Esophageal cancer and robotic surgeryMany type of cancer of the esophagus exist but two types are seen in almost all patients. The names of these two types are squamous cell carcinoma and adenocarcinoma. Squamous cell carcinoma can be seen all over the esophagus but it is mainly seen in the upper and middle part of the organ. This type of cancer of the esophagus is the type that is most seen all over the world. However, in the United States adenocarcinoma is the most often diagnosed type of esophageal cancer. This type forms in the glandural tissue and it is usually located in the lower region of the organ, near to the stomach. A majority of adenocarcinomas are connected with Barrett syndrome. The researchers have discovered that if a person has Barrett syndrome, he or she has 30 or even 40 times more chance of developing adenocarcinoma. Every person diagnosed with Barrett syndrome needs to be monitored closely in order for the cancer to be discovered at the first sign. However, it does not necessarily mean that a person will develop esophageal cancer just because he or she is diagnosed with this syndrome.
The treatment of every type of cancer depends on the stage at which it was diagnosed. More treatment options are available and there are more chances of the treatment to successful if the cancer was diagnosed in the early stages. However, the bad thing about cancer of the esophagus is that it is almost never diagnosed in the early stages. In most patients the cancer has progressed quite a lot by the time it was diagnosed.A surgical procedure that removes the entire esophagus is known as esophagectomy. Along with the organ, the lymph nodes are removed as well. The exact stage of the cancer will determine whether the entire esophagus needs to be removed or just a portion. The remaining part of the esophagus is then re-connected to the stomach. If too much of the organ is removed, the stomach is pulled up. In situations where the cancer is near the stomach, a part of the stomach will be removed as well. Even if the surgery cannot cure the disease, it is advised for some in order to reduce the symptoms like difficulty with swallowing. Two types of esophagectomy are available. The first one is called open esophagectomy and here the esophagus is removed through an incision either in the chest or in the abdomen. The second type is named minimally invasive esophagectomy and it includes the making of several tinny incisions. Endoscopic instruments and video equipment are used in this procedure. A successful surgery allows the patient to leave the hospital sooner and to recover faster. This procedure is used more often than open esophagectomy and especially in situation where the cancer is a small one.

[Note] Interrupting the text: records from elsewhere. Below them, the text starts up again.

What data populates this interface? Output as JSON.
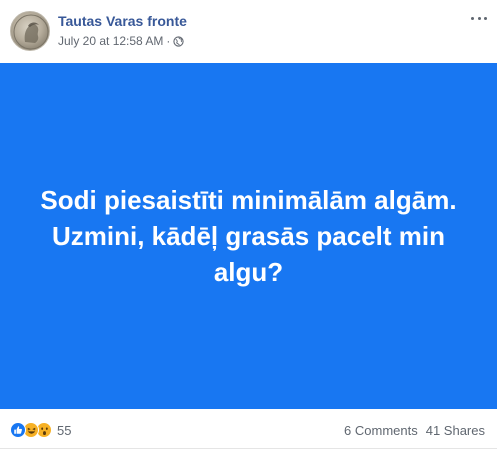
{
  "post": {
    "page_name": "Tautas Varas fronte",
    "timestamp": "July 20 at 12:58 AM",
    "separator": "·",
    "privacy_icon": "globe-icon",
    "more_icon": "more-options-icon",
    "background_color": "#1877f2",
    "text": "Sodi piesaistīti minimālām algām. Uzmini, kādēļ grasās pacelt min algu?"
  },
  "footer": {
    "reaction_icons": [
      "like-icon",
      "haha-icon",
      "wow-icon"
    ],
    "reaction_count": "55",
    "comments": "6 Comments",
    "shares": "41 Shares"
  }
}
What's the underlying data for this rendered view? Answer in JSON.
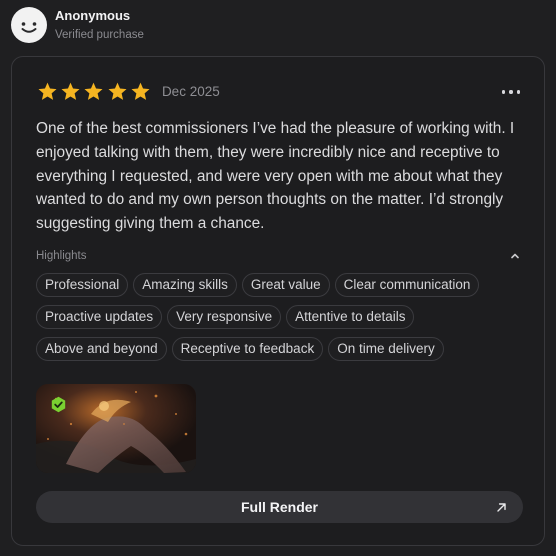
{
  "reviewer": {
    "name": "Anonymous",
    "subtitle": "Verified purchase"
  },
  "review": {
    "rating": 5,
    "rating_max": 5,
    "star_icon": "star-icon",
    "star_color": "#f6b521",
    "date": "Dec 2025",
    "more_icon": "more-horizontal-icon",
    "body": "One of the best commissioners I’ve had the pleasure of working with. I enjoyed talking with them, they were incredibly nice and receptive to everything I requested, and were very open with me about what they wanted to do and my own person thoughts on the matter. I’d strongly suggesting giving them a chance."
  },
  "highlights": {
    "title": "Highlights",
    "toggle_icon": "chevron-up-icon",
    "rows": [
      [
        "Professional",
        "Amazing skills",
        "Great value",
        "Clear communication"
      ],
      [
        "Proactive updates",
        "Very responsive",
        "Attentive to details"
      ],
      [
        "Above and beyond",
        "Receptive to feedback",
        "On time delivery"
      ]
    ]
  },
  "attachment": {
    "badge_icon": "verified-check-icon",
    "badge_color": "#7ad131"
  },
  "full_render": {
    "label": "Full Render",
    "icon": "arrow-up-right-icon"
  },
  "colors": {
    "background": "#1f1f21",
    "card_border": "#38383c",
    "button_bg": "#323236"
  }
}
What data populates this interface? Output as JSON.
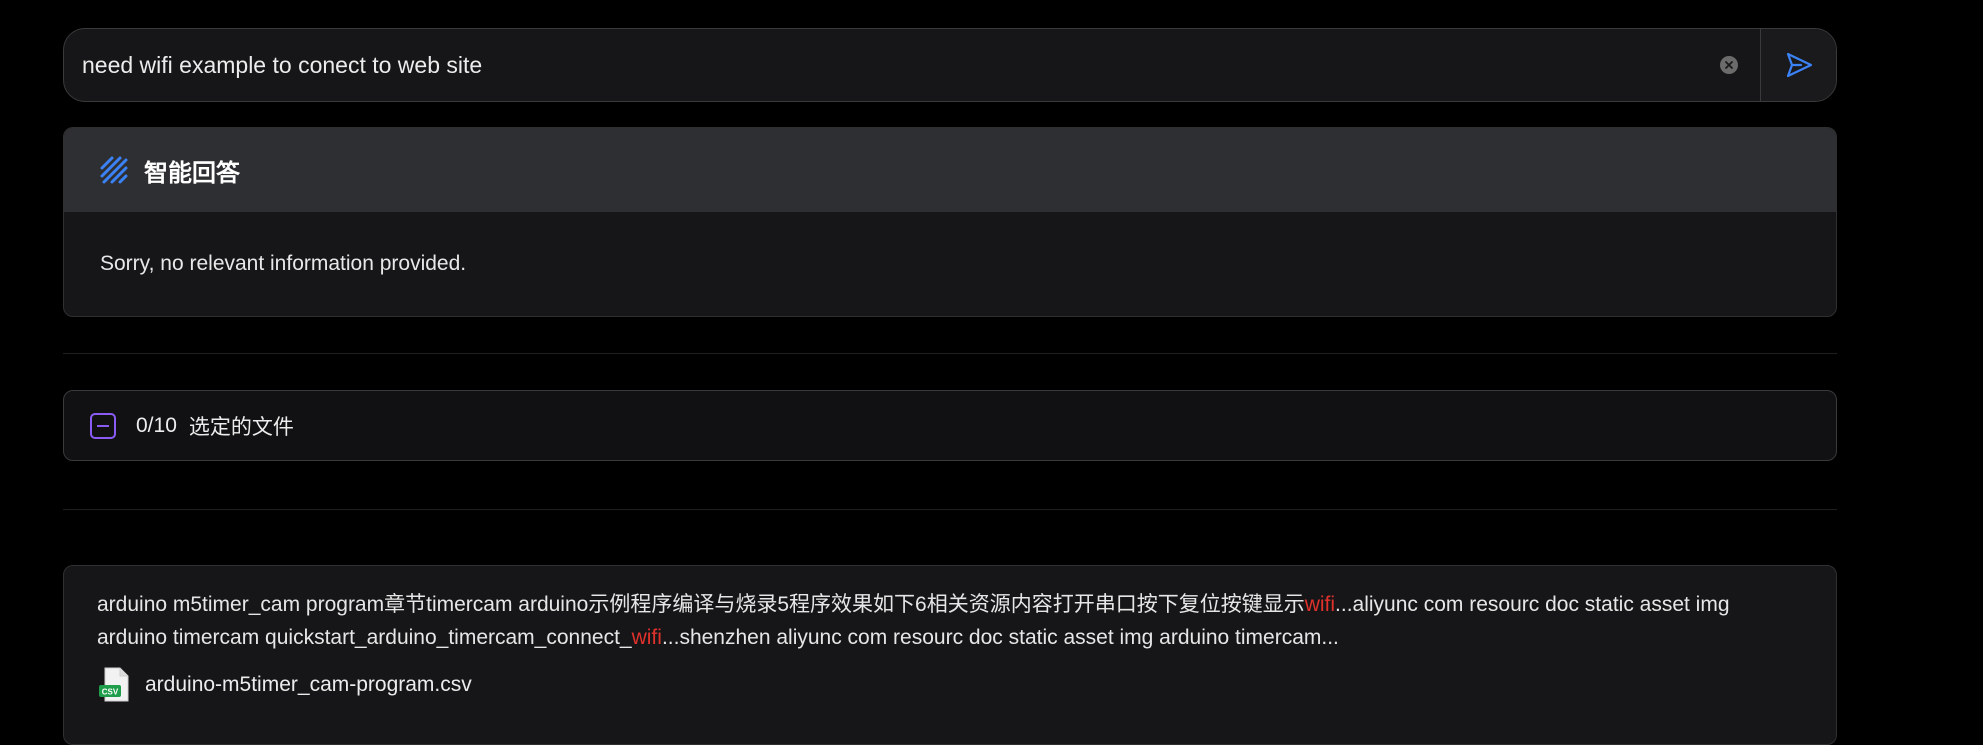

Robotic esophagectomy is similar to minimally invasive esophagectomy as it includes the making of small incisions and the use of a video camera. In addition to the camera, robotic arms are inserted through the holes in order for a 3-D magnified view of the surgical site to be established. This procedure is used when the cancer is small.In the first two years of the robotic program, 18 men and 9 women underwent the procedure, all of them older than 60 years of age. Only 4 of the patients did not have preoperative neoadjuvant therapy. In all the patients the tumor was in the distal esophagus and the surgery averagely lasted for almost 9 hours. Not even one of the patients experienced anastomotic leaks and the most serious complication was pneumonia. No deaths inside the hospitals were recorded and the survival rate for a period of 18 months was 97%.
Stages of esophageal cancer and survival rateThe staging of the cancer of the esophagus changed when the last edition of the UICC/AJCC manual was published in 2009. The new classification is a TNM classification. The first stage is a Tis stage and the carcinoma is in situ at that stage. From T1 to T4b the cancer is in Lamina proporia, Submucosa, Myscularis propria, Adventitia, Adjacent structures, Pleuria, diaphragm and other adjacent structures. At N0, no regional lymph node experienced metastasis. The metastasis ranges from 1 to more than 6 lymph nodes in stages N1, N2 and N3. The final stage is M1 and it is named distant metastasis.